Also the implementation techniques (e.g. C vs. C++ vs. Java, use of aspect-oriented concepts, domain specific languages or models, … ) have a strong influence on the decomposition of the architecture into building blocks. For instance in an aspect-oriented approach a cross-cutting concern can be implemented in a single artifact whereas in a simple Java approach it has to be spread out in every implementation class.

And many features simple cannot be decompose in any kind of direct architectural mapping or crosscutting influence, they related to both kinds of solution space elements no matter how you do things.

The longer I think, the more I feel uncomfortable with a quasi direct mapping of problem space variation to solutions space structure…

What else?

Yeah, what else brought SPLC 2008? I am not sure. While it was the best attended SPLC ever, I was disappointed by the lack of new companies coming to SPLC to learn about Software Product Line Development. Sure, there was a strong Swedish group there (some 16 I counted) and some from the UK (about 8). But Germany being very strong in research (24) but only 6 were from industry (tool vendor participants excluded), if we leave out the product line consultants from Siemens and SAP, we are down to 4.  I am happy to hear that next years SPLC will try to attract more industry for instance by running an Industry track. I hope the promising location (San Francisco, USA) will help as well.

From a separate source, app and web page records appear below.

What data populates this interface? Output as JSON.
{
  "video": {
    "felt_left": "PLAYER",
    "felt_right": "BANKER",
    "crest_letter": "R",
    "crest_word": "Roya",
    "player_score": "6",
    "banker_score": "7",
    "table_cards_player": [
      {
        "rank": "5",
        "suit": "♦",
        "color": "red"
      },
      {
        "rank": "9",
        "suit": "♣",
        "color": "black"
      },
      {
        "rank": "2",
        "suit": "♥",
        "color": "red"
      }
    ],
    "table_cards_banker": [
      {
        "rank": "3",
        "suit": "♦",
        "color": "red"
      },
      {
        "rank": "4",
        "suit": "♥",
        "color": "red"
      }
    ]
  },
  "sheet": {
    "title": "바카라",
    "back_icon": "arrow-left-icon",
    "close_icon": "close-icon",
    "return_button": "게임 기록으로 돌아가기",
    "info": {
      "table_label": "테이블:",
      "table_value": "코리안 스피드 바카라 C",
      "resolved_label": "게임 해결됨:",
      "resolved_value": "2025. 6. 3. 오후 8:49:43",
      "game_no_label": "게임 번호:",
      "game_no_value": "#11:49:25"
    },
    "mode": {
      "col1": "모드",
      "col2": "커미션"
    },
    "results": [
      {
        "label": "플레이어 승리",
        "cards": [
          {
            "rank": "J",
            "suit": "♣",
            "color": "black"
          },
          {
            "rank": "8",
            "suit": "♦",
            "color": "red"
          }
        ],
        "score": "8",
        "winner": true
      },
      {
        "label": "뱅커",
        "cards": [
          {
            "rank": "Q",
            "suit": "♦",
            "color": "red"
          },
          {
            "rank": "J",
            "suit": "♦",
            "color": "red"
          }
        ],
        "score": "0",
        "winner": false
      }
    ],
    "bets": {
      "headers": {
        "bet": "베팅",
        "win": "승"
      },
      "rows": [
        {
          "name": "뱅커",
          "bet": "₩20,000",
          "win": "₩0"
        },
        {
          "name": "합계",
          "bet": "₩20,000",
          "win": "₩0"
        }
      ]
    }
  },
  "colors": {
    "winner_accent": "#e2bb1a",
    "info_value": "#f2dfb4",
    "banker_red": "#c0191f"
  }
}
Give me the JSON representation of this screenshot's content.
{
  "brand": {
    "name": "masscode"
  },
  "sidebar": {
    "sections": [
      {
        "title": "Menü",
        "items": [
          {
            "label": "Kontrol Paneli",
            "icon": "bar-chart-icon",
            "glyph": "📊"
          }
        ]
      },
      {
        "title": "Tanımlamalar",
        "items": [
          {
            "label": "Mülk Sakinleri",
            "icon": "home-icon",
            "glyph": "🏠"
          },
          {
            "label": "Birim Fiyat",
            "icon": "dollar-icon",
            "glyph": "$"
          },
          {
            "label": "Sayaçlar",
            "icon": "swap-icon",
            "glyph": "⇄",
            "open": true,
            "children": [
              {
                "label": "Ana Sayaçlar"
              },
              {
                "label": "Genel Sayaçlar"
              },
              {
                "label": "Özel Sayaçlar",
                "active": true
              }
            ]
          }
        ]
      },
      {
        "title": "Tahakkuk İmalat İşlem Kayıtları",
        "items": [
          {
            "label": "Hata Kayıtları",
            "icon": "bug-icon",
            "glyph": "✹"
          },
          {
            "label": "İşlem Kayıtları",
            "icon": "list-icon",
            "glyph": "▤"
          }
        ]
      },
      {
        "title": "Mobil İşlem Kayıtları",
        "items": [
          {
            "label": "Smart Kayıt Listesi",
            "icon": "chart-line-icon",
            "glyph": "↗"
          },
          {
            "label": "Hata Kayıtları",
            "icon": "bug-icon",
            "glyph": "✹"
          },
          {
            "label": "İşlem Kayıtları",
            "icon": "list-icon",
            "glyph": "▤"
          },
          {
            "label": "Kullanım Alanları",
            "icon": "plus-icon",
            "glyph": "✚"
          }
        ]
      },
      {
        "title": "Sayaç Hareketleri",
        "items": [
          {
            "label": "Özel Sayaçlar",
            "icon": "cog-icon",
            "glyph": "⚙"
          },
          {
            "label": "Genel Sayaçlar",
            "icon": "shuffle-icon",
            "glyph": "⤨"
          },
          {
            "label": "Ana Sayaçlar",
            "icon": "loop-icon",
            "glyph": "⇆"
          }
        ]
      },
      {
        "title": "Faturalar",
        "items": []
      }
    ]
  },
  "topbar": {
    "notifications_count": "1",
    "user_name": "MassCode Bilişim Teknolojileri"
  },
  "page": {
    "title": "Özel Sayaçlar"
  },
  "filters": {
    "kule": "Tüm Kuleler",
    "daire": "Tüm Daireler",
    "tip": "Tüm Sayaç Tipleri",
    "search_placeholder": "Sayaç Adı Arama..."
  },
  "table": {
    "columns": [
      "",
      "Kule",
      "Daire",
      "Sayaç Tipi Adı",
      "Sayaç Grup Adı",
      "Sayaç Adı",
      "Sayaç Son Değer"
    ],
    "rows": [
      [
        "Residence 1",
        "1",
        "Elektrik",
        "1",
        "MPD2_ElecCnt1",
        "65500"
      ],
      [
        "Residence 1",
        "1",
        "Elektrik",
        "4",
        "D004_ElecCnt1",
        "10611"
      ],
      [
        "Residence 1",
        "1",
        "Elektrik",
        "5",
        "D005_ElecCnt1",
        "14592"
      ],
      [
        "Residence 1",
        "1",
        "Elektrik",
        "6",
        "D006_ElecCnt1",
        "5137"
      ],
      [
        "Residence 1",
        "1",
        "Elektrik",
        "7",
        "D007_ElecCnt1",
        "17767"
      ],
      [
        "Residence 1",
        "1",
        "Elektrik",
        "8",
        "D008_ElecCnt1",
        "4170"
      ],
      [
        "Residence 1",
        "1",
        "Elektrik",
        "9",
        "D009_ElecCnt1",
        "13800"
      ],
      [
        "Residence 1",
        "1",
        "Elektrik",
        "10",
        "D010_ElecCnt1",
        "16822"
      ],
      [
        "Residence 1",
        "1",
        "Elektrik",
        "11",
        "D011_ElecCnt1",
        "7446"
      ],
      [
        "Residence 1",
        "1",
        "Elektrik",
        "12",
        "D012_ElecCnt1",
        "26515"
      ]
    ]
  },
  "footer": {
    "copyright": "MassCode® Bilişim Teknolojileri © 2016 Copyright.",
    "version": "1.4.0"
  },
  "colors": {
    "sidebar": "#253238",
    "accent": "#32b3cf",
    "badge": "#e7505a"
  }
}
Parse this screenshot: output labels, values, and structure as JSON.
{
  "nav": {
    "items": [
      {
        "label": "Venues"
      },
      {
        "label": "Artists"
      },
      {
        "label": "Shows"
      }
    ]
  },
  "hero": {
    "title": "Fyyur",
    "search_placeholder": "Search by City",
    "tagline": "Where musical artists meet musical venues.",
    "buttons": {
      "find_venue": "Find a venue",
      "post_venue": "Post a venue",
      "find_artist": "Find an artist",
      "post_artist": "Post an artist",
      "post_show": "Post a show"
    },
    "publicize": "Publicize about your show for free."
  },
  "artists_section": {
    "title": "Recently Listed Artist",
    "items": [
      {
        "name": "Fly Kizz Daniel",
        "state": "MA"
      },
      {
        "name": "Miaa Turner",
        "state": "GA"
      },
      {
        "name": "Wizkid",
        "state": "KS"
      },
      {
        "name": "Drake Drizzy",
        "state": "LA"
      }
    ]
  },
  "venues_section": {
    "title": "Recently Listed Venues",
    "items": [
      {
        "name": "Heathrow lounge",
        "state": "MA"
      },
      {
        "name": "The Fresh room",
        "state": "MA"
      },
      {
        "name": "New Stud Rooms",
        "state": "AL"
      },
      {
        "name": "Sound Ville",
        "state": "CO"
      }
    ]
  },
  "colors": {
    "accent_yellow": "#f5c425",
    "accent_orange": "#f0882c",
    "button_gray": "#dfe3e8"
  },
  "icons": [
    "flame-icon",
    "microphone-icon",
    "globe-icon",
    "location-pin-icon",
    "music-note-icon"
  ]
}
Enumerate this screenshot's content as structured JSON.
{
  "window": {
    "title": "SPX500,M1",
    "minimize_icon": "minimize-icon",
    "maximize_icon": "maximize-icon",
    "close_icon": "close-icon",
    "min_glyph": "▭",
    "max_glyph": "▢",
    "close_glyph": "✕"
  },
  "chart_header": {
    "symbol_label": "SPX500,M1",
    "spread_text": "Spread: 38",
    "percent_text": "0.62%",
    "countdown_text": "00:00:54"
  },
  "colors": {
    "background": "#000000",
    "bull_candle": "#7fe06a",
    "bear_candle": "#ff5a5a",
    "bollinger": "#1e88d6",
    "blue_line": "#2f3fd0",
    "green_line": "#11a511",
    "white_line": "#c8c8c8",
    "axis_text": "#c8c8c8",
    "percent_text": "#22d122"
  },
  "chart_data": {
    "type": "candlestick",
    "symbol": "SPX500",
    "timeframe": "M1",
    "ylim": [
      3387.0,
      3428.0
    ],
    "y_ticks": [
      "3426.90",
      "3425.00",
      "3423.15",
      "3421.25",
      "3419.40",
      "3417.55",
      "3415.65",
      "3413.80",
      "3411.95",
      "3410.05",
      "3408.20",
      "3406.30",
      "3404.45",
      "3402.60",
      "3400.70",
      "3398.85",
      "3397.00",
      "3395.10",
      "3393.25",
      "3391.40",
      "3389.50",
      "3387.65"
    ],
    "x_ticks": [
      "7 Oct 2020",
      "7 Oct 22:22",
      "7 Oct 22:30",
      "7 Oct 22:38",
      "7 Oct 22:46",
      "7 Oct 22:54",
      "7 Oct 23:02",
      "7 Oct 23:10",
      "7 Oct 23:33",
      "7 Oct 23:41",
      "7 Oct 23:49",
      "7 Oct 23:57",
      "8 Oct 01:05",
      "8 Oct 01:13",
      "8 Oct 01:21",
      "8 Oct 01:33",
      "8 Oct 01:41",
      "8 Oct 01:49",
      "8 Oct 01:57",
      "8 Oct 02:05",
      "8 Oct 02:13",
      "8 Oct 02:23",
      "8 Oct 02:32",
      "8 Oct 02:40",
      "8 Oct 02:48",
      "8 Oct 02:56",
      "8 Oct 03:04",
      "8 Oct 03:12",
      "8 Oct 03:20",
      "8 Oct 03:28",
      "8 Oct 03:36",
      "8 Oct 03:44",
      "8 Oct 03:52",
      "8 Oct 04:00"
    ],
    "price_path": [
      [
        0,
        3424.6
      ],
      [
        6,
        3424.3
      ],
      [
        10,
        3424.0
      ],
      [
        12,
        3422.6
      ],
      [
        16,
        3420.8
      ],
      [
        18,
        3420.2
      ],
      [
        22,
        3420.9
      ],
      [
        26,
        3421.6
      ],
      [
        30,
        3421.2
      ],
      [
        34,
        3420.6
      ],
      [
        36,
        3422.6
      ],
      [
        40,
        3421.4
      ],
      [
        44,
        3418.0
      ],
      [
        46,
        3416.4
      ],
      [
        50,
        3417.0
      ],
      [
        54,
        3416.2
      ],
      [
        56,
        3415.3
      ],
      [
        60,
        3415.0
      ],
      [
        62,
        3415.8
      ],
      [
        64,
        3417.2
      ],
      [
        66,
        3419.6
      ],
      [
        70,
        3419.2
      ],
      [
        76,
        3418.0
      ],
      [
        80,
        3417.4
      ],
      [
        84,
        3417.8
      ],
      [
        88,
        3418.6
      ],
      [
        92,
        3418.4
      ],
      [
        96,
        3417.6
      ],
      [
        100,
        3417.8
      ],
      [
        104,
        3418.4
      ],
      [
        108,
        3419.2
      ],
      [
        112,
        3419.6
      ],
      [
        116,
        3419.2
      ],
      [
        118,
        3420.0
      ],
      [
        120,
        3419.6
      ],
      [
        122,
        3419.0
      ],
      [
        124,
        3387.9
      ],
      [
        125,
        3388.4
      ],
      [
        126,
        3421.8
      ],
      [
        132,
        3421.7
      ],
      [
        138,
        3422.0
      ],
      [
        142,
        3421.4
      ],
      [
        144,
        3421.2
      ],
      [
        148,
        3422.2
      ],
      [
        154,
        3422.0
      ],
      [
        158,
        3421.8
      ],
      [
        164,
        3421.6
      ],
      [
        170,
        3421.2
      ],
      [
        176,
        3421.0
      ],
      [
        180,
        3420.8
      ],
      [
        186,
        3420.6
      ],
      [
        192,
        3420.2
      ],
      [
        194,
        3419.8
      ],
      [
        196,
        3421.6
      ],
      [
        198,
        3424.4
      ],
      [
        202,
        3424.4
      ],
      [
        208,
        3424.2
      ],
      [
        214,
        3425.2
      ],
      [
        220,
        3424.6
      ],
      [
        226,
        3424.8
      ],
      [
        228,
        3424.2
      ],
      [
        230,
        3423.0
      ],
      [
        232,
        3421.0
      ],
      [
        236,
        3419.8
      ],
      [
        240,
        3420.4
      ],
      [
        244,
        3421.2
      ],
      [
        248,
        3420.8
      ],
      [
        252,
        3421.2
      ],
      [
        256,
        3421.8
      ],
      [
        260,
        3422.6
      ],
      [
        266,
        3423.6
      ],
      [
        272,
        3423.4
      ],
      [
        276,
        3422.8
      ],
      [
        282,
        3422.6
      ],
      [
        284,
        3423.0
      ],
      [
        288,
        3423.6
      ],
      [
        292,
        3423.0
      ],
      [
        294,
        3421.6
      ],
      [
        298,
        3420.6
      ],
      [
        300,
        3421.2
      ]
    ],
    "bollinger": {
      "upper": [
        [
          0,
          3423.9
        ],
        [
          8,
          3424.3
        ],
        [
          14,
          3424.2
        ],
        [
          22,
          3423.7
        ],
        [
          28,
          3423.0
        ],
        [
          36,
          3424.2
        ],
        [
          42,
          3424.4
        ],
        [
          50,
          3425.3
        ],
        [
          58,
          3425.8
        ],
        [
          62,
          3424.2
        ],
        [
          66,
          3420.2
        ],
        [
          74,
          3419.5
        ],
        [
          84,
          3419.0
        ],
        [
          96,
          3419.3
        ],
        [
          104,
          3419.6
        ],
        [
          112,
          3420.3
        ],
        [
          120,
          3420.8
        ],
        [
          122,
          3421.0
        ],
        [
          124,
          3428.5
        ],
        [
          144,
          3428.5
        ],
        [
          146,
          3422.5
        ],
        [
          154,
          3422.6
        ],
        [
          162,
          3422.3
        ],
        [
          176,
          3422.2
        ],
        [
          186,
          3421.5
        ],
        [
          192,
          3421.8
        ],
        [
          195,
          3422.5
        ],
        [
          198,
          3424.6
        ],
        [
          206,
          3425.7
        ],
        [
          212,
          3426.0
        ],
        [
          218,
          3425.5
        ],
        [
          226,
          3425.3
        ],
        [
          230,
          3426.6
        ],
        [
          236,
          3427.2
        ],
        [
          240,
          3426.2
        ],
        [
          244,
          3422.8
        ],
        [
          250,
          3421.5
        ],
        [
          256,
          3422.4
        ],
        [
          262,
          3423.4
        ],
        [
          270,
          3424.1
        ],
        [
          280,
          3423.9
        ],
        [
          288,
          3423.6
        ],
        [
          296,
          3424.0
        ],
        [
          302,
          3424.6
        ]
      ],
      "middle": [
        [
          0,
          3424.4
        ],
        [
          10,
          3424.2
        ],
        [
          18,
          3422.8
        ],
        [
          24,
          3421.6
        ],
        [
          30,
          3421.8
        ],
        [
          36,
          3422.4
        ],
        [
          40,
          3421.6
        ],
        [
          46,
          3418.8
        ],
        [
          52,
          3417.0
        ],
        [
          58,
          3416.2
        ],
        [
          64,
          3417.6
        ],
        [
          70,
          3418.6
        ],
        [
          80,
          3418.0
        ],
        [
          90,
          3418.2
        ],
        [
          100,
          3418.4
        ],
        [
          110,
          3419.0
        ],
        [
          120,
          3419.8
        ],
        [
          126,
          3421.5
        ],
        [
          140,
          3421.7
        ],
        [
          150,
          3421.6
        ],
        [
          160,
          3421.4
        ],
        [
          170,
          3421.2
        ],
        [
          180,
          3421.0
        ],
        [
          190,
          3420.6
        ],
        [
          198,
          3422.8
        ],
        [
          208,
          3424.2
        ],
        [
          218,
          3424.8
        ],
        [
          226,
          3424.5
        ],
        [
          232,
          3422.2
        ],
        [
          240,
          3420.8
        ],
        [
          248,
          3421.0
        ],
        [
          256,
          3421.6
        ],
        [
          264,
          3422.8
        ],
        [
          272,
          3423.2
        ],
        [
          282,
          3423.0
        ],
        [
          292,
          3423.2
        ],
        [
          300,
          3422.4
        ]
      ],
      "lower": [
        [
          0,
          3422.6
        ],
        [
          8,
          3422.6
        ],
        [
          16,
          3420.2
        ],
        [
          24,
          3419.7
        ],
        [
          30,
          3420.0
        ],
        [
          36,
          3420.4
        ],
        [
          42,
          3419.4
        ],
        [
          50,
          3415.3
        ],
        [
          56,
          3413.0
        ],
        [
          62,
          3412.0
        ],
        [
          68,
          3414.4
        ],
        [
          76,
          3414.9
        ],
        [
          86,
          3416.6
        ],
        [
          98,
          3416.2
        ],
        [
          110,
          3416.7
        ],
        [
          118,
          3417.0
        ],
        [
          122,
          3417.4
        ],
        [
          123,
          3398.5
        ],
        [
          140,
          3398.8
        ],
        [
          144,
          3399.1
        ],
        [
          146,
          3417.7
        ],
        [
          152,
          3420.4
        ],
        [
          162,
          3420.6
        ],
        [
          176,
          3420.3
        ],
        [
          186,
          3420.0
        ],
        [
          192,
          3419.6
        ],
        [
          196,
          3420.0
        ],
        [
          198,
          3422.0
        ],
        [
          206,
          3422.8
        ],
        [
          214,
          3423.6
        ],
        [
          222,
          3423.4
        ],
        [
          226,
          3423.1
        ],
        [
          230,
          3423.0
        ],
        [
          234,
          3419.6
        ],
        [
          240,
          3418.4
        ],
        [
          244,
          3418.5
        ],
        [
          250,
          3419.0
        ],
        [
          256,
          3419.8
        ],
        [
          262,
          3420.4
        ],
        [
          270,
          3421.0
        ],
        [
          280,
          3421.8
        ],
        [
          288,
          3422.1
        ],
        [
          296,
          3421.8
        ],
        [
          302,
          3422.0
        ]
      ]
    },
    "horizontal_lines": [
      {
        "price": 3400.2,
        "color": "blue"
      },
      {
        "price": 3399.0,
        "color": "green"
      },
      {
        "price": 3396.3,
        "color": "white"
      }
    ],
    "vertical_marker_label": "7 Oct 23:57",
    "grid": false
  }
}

The weather was perfect for the conference (intermittent periods of hard rain throughout the week), the conference itself very well organized by the local team. However, I am already looking forward to the next SPLC and hope to see some improvements then.